WORK REQUEST: The expected answer comprises all lines from the entries that contain the string "icon".

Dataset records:
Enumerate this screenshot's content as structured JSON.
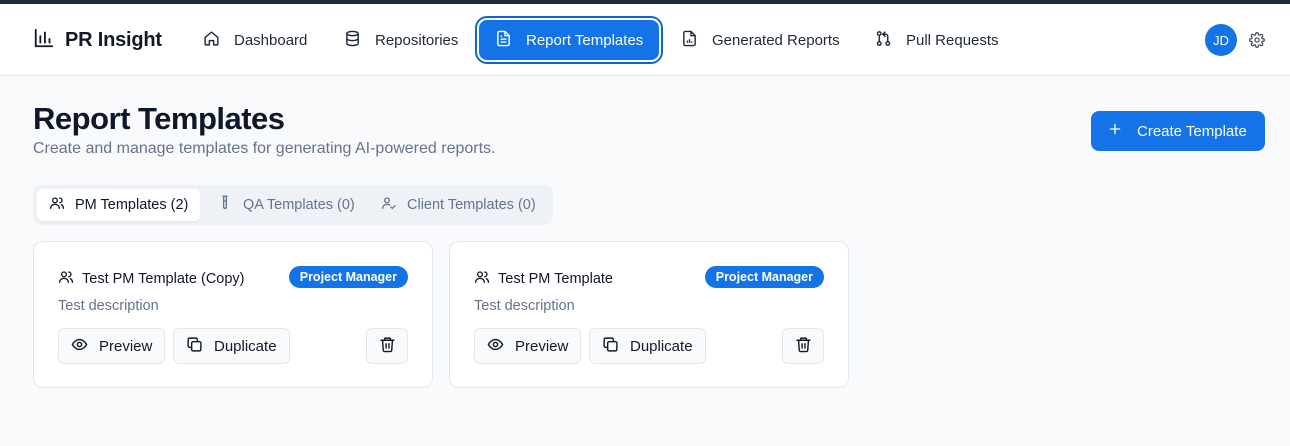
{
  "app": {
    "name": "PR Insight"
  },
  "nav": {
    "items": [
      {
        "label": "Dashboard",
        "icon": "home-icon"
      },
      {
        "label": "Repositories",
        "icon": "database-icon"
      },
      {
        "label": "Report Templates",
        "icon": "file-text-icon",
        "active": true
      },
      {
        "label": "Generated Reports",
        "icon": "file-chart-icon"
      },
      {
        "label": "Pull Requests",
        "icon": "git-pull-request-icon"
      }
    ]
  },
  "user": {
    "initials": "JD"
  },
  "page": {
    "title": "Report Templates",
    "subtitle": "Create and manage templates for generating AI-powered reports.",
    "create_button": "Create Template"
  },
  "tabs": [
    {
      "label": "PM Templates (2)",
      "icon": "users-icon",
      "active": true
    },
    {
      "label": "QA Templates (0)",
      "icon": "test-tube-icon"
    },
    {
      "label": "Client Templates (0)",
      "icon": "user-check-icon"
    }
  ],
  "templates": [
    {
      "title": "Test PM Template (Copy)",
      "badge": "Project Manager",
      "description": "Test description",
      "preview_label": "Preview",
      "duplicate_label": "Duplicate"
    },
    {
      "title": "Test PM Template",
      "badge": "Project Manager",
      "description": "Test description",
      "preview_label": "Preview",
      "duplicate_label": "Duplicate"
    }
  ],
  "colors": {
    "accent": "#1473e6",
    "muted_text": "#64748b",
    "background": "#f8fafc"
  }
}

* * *

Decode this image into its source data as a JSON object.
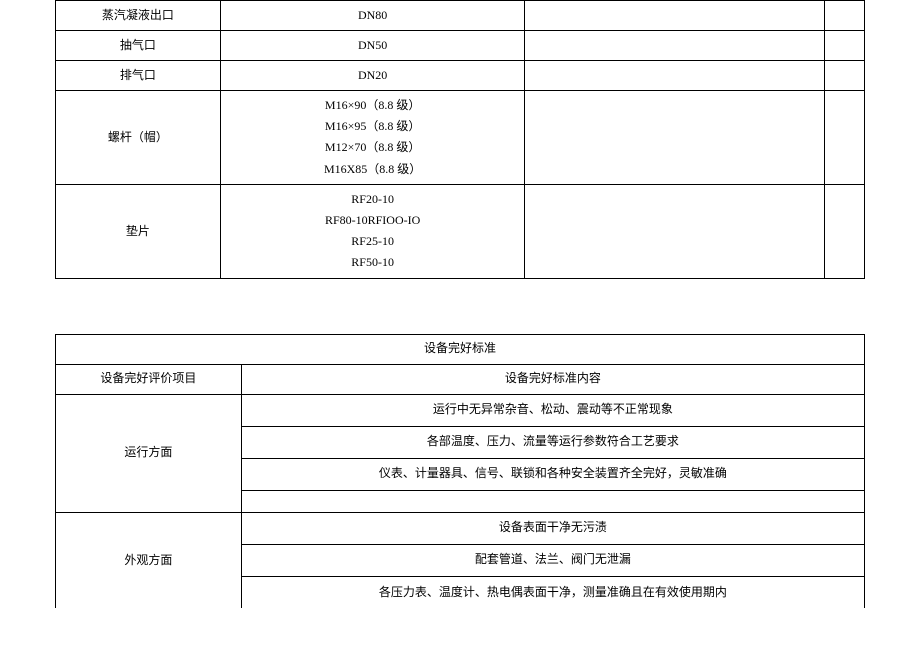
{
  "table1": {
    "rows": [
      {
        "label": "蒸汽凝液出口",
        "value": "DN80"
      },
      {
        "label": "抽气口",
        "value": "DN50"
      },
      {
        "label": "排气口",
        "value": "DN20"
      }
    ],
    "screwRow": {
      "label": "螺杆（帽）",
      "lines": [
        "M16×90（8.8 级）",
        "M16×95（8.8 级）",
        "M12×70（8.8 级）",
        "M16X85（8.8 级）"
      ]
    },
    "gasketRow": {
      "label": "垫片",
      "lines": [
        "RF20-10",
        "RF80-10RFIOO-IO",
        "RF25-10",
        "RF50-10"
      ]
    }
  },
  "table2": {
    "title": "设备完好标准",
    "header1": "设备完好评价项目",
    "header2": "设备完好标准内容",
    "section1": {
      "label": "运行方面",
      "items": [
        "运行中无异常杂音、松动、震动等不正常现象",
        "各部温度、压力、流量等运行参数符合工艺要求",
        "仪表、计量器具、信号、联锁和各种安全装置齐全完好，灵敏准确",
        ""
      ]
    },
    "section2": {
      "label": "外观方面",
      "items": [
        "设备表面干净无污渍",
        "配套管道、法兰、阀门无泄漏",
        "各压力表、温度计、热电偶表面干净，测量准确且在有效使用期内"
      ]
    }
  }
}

RESPONSE BOX:
        "icon": "home-icon"
        "icon": "database-icon"
        "icon": "file-text-icon",
        "icon": "file-chart-icon"
        "icon": "git-pull-request-icon"
      "icon": "users-icon",
      "icon": "test-tube-icon"
      "icon": "user-check-icon"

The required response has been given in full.